→ EXERCISE PROMPT
Scan the entries below for the word "kind". Copy each line that has it.
━━━ RECORDS FOR PROCESSING
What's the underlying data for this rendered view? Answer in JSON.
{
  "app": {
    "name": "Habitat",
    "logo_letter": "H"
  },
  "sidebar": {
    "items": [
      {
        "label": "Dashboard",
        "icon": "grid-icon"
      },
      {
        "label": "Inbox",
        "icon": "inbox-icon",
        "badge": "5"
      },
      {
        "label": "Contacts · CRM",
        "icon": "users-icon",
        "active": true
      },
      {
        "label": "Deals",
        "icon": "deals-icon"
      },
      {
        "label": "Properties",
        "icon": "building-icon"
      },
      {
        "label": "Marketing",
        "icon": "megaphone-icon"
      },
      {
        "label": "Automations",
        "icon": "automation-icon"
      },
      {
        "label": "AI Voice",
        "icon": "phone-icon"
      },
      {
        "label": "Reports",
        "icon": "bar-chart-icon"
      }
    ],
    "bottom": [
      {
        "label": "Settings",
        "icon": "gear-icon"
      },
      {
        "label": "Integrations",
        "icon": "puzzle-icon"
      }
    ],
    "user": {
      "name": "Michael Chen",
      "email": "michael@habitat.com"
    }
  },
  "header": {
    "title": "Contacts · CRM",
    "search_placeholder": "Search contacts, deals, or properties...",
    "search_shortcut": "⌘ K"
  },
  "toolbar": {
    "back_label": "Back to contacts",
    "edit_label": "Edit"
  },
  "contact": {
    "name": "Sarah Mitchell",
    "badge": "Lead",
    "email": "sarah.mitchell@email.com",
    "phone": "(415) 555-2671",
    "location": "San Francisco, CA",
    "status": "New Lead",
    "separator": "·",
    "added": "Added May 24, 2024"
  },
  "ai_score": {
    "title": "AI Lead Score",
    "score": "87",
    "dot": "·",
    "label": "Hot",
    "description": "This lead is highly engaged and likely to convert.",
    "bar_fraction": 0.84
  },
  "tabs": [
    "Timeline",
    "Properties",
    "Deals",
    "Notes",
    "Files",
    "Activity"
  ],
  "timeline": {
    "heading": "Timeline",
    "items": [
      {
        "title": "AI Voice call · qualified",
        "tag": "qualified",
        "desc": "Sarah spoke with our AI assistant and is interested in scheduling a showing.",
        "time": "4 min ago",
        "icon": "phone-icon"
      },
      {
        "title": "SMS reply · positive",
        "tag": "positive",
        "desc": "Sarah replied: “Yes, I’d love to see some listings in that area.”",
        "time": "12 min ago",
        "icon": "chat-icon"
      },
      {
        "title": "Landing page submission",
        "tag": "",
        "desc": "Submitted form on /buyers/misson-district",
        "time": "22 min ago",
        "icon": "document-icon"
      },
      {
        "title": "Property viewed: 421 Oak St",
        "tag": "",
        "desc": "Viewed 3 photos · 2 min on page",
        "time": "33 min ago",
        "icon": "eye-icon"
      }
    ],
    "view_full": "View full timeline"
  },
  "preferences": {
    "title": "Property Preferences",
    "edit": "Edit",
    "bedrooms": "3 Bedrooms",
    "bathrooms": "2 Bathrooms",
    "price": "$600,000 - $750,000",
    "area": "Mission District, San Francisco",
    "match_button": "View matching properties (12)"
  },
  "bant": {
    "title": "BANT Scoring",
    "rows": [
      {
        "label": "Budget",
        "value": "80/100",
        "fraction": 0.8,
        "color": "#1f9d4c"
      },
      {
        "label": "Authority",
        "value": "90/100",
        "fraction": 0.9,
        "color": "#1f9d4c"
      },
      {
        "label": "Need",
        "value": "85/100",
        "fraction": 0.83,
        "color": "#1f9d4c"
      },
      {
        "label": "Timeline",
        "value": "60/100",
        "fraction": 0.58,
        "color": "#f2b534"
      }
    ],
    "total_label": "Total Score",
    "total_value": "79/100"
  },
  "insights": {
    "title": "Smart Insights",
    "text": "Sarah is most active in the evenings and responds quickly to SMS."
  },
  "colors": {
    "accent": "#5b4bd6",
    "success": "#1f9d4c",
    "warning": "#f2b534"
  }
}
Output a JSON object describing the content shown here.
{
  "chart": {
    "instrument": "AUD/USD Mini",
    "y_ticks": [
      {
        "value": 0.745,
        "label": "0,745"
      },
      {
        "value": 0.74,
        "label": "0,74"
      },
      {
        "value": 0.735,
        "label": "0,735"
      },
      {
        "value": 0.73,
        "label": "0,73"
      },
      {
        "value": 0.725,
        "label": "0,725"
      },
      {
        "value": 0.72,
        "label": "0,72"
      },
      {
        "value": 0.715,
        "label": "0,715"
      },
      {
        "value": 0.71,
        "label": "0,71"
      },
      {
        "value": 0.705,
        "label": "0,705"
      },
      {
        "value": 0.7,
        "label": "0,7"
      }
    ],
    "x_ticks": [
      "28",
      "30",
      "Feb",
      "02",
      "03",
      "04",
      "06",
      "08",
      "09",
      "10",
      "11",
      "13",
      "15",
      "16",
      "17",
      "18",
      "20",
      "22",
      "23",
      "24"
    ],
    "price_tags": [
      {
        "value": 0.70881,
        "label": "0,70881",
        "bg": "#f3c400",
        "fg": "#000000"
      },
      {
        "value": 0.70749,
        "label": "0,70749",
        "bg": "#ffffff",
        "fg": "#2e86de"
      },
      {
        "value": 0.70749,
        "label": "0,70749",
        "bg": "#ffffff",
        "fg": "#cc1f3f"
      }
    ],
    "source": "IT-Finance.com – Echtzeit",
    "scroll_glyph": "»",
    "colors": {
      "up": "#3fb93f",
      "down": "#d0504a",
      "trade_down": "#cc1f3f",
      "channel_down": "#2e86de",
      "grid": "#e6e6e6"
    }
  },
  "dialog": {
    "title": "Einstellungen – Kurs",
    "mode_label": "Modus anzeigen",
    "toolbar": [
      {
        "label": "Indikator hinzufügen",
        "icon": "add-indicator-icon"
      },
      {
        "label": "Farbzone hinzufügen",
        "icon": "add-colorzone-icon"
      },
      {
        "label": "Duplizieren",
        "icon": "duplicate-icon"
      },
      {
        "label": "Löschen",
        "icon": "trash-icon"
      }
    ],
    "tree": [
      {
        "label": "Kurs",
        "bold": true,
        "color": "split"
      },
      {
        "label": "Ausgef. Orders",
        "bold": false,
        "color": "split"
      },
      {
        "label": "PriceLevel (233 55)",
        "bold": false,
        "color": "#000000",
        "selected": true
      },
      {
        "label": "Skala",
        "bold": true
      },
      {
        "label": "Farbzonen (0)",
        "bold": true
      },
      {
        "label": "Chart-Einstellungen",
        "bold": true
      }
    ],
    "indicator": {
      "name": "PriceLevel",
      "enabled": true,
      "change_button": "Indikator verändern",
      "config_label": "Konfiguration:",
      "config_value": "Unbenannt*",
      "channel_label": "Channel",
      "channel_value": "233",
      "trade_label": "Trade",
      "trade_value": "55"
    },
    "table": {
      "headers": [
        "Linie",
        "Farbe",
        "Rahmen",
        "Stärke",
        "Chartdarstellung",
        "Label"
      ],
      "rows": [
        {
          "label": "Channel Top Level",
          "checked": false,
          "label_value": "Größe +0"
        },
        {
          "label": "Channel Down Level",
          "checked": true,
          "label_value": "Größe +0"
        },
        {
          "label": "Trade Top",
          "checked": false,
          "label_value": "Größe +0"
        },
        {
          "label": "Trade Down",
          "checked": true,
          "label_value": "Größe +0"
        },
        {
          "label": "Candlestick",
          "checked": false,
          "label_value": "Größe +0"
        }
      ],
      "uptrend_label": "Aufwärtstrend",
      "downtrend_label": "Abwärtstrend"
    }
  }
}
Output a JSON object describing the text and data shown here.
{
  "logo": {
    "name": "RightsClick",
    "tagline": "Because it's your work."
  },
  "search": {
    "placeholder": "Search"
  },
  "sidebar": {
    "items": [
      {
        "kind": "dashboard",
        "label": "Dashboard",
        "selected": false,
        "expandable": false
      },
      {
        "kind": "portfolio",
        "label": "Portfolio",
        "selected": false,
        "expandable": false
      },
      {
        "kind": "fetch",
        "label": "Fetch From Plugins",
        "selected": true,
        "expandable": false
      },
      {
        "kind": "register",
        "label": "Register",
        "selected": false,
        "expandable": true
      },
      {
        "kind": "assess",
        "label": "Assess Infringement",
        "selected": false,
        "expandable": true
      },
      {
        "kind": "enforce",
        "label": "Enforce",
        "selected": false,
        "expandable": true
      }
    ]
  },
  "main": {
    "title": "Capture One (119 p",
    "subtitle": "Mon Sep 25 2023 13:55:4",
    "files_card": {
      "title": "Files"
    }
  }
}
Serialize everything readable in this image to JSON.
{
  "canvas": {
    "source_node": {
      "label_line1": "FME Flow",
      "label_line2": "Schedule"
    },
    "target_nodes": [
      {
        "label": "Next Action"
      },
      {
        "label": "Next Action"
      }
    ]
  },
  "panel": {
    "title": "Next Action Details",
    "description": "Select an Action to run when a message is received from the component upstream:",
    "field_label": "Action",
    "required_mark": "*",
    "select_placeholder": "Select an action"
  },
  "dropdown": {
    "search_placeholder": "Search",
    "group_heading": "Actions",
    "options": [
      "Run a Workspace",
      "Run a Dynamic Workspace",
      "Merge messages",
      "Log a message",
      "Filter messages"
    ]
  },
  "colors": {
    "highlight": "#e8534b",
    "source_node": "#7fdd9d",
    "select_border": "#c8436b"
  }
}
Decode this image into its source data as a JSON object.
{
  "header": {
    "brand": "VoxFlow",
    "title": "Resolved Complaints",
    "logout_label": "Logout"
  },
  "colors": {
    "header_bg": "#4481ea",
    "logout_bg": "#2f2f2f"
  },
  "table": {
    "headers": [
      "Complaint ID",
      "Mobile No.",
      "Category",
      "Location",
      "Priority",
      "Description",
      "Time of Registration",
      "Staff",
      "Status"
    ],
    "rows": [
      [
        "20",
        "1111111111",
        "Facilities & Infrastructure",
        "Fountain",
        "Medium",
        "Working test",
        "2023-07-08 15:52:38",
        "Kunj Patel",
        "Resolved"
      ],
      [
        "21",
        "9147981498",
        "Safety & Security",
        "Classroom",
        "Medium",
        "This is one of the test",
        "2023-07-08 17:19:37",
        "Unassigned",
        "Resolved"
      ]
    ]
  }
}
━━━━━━
→ ANSWER BOX
        "kind": "dashboard",
        "kind": "portfolio",
        "kind": "fetch",
        "kind": "register",
        "kind": "assess",
        "kind": "enforce",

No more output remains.